Situated in Millville, NJ, the Bayshore office is centrally located in the Bayshore region.
With six staff employees and many volunteers, including a Youth Restoration Corps and a US Veterans Program, the Bayshore office coordinates all of the habitat restoration and education work along the Bay.
Projects and programs include: the restoration of bay beaches for horseshoe crabs, migratory birds and people; the installation of intertidal oyster reefs; protection of water resources; and numerous other environmental projects in the Bayshore area.
WATER QUALITY ISSUES
Southern New Jersey's water supply is under duress due to development, pollution, sea level rise and a greater demand on its supply than it can handle. With its partners, the Society works at the federal, state, regional and local level to educate, advocate, conserve and restore this critical resource. To protect water resources in the bayshore area, the Society has preserved open space, educated the public about water conservation measures, worked with local and state politicians to improve rules and regulations and restored important habitat.
As part of the Atlantic Flyway, Delaware Bay is vitally important to the migration of shorebirds, songbirds, waterfowl, raptors, rails and fish. After Superstorm Sandy decimated the Bayshore beaches, destroying vital horseshoe crab habitat that many migratory shorebirds depend on for their annual migration, the Society organized an emergency beach restoration project that averted a natural disaster. Since then the Society has continued to restore Bayshore beaches, saving both horseshoe crabs and the many species that depend on them for their own survival.
Oyster Reef Construction
In an effort to protect the beaches of the Delaware Bayshore, the Society has been building oyster reefs in front of those beaches to guard them from wave action, provide habitat for other species, help increase the oyster population and in doing so allow this ecologically and economically important bivalve to help clean the bay. One adult oyster can clean up to 50 gallons of water per day. Every year, with the help of volunteers, the Society builds more reefs.
Horseshoe Crab Tagging
In May, when horseshoe crabs flock to Delaware Bay beaches by the thousands to lay their eggs, the Bay's eastern shore is transformed into a moving mass of life. Thousands of shorebirds, including the red knot, ruddy turnstone and sanderling converge on area beaches to gorge on horseshoe crab eggs before continuing onto their nesting grounds in the Arctic Circle to have their babies. The Society's staff-supervised, volunteer horseshoe crab tagging program is one of the largest in the world and about to be the largest in the country. The data collected from this program helps scientists learn more about this vital species.
The Society works closely with state and non-profit land trust partners to preserve areas in the Delaware Bayshore area important to water quality, aquatic resources, wildlife and public access. For example, in 2007, the Littoral Society defeated a proposed Wal-Mart Supercenter within the federally designated boundaries of Supawna Meadows National Wildlife Refuge in Pennsville Township. The 80-acre site has since been added to the Refuge, which supports the nearby Pea Patch Island Rookery, home to over 6,000 pairs of Colonial Wading Birds comprising nine different species. It is the largest rookery on the east coast north of Florida.
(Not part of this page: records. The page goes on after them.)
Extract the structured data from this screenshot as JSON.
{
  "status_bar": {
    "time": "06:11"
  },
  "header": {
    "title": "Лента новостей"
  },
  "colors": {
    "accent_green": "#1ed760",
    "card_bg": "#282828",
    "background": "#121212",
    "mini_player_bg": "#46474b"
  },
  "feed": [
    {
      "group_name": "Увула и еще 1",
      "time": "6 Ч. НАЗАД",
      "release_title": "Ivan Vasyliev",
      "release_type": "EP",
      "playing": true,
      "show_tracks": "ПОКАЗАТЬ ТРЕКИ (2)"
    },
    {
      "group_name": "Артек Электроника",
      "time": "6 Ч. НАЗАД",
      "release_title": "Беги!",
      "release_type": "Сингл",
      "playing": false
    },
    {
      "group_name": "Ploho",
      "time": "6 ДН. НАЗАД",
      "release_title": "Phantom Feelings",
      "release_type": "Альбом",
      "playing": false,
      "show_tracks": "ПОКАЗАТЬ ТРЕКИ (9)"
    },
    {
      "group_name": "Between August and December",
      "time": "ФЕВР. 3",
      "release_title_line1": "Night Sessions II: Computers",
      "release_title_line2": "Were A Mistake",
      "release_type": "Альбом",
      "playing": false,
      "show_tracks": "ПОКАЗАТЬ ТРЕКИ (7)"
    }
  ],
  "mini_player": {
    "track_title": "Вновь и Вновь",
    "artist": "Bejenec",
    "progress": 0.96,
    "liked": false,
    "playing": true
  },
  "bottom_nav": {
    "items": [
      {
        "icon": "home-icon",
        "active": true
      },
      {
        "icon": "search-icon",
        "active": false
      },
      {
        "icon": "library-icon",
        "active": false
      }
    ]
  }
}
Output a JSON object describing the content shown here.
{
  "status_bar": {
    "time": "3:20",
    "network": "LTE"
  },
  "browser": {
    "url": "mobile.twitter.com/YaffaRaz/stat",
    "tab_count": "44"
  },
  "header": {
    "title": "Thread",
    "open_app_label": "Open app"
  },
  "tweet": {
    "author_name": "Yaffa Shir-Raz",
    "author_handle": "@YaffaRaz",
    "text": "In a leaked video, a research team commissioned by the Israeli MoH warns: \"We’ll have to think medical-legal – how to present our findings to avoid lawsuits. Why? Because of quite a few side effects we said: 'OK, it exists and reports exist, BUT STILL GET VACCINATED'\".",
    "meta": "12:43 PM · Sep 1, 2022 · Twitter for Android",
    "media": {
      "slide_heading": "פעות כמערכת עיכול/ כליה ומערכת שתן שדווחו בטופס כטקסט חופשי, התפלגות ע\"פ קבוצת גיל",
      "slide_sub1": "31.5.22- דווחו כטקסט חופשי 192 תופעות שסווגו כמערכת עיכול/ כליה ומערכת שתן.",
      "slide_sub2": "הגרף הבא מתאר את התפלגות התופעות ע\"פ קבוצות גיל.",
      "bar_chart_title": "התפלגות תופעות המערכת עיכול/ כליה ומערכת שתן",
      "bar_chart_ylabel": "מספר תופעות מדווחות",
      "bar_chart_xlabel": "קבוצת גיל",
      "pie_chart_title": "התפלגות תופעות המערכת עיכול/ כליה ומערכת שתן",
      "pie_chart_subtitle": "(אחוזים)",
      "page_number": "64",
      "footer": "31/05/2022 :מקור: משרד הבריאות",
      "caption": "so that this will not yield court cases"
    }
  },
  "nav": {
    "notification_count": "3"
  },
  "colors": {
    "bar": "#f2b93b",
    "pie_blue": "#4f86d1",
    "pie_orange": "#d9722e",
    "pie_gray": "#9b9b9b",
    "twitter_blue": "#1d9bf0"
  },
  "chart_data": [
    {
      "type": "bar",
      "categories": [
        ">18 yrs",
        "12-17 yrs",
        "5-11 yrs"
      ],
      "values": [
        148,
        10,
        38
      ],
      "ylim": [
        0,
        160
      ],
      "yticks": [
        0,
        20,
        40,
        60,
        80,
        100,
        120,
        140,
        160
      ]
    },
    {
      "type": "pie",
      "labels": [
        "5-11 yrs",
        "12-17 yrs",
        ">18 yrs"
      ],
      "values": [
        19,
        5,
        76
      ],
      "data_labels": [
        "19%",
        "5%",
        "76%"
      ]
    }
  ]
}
Delaware Bayshore Office
600 G St, Suite 610
Millville, NJ 08332
Delaware Bayshore Program Director: Lucia Osborne
Conservation Coordinator: Zach Nickerson
Director of Education: Michelle Rebilas
Habitat Restoration Project Manager: Shane Godshall
Habitat Restoration Technician: Toni Rose Tablante